Members of the European Parliament on Tuesday (11 November) backed a plan to allow nations to ban genetically modified crops on their soil, even if they are given approval to be grown in the European Union, raising the chance their use will remain limited on the continent.
Widely grown in the Americas and Asia, GM crops in Europe have divided opinion, with opposition in many countries including France and Germany, while Britain favours them.
A previous compromise endorsed this year by EU ministers would have required negotiations with the relevant companies, if a nation wanted to ban a GM crop in the event it had been approved for EU-wide use.
>> Read our LinksDossier: GMO cultivation in Europe: A decade of legal battles
The plan voted through the Parliament’s environment committee on Tuesday would leave out that stage and allows member states to ban GM crops on environmental grounds.
It drew praise from GM opponents.
“MEPs have today voted to strengthen the hand of member states or regions wanting to opt-out of EU authorisations of GMOs,” said Bart Staes, a spokesperson for the Greens in the European Parliament. “No must mean no: countries wanting to opt out of GM authorisations must have a totally legally watertight framework for doing so.”
“Today’s vote would give European countries a legally solid right to ban GM cultivation in their territory, making it difficult for the biotech industry to challenge such bans in court,” Marco Contiero, Greenpeace EU agriculture policy director, said.
Left-leaning politicians also welcomed Tuesday’s vote, which kicks off formal negotiations on a legal text, saying it strengthened the grounds for opting out of any GM cultivation.
Conservatives were opposed.
“The parliament’s position on GM cultivation risks inflicting untold damage to robust, science-based policymaking in Europe. We strongly oppose these proposals and voted against them today. We will continue to oppose them,” Julie Girling, environment spokeswoman for the Conservatives in the European Parliament, said.
The executive European Commission said in a statement it was confident the law could be in place in 2015, once it had received final endorsement from the European Parliament and member states.

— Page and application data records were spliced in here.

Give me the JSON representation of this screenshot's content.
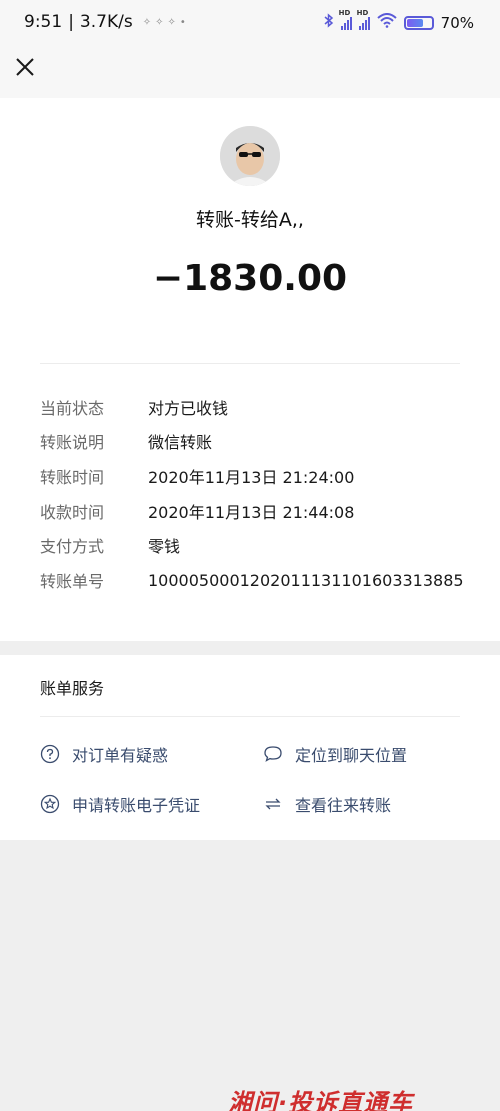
{
  "status_bar": {
    "time": "9:51",
    "speed": "3.7K/s",
    "net1": "HD",
    "net2": "HD",
    "battery": "70%"
  },
  "transfer": {
    "recipient": "转账-转给A,,",
    "amount": "−1830.00"
  },
  "details": [
    {
      "label": "当前状态",
      "value": "对方已收钱"
    },
    {
      "label": "转账说明",
      "value": "微信转账"
    },
    {
      "label": "转账时间",
      "value": "2020年11月13日 21:24:00"
    },
    {
      "label": "收款时间",
      "value": "2020年11月13日 21:44:08"
    },
    {
      "label": "支付方式",
      "value": "零钱"
    },
    {
      "label": "转账单号",
      "value": "1000050001202011131101603313885"
    }
  ],
  "services": {
    "title": "账单服务",
    "items": [
      {
        "label": "对订单有疑惑",
        "icon": "question-circle-icon"
      },
      {
        "label": "定位到聊天位置",
        "icon": "chat-bubble-icon"
      },
      {
        "label": "申请转账电子凭证",
        "icon": "star-circle-icon"
      },
      {
        "label": "查看往来转账",
        "icon": "swap-arrows-icon"
      }
    ]
  },
  "watermark": "湘问·投诉直通车",
  "colors": {
    "accent_text": "#3a4c6e",
    "status_icons": "#5a5ad8",
    "watermark": "#cf2e2e"
  }
}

GM cultivation has provoked opposition in Europe for years. An earlier attempt to agree a compromise on GM cultivation failed in 2012, when EU ministers were unable to agree.
So far, EU authorities have approved only two GM crops for commercial cultivation, and one was later blocked by a court.
That leaves Monsanto’s GM maize MON810 as the only GM crop grown in Europe, where it has been cultivated in Spain and Portugal for a decade.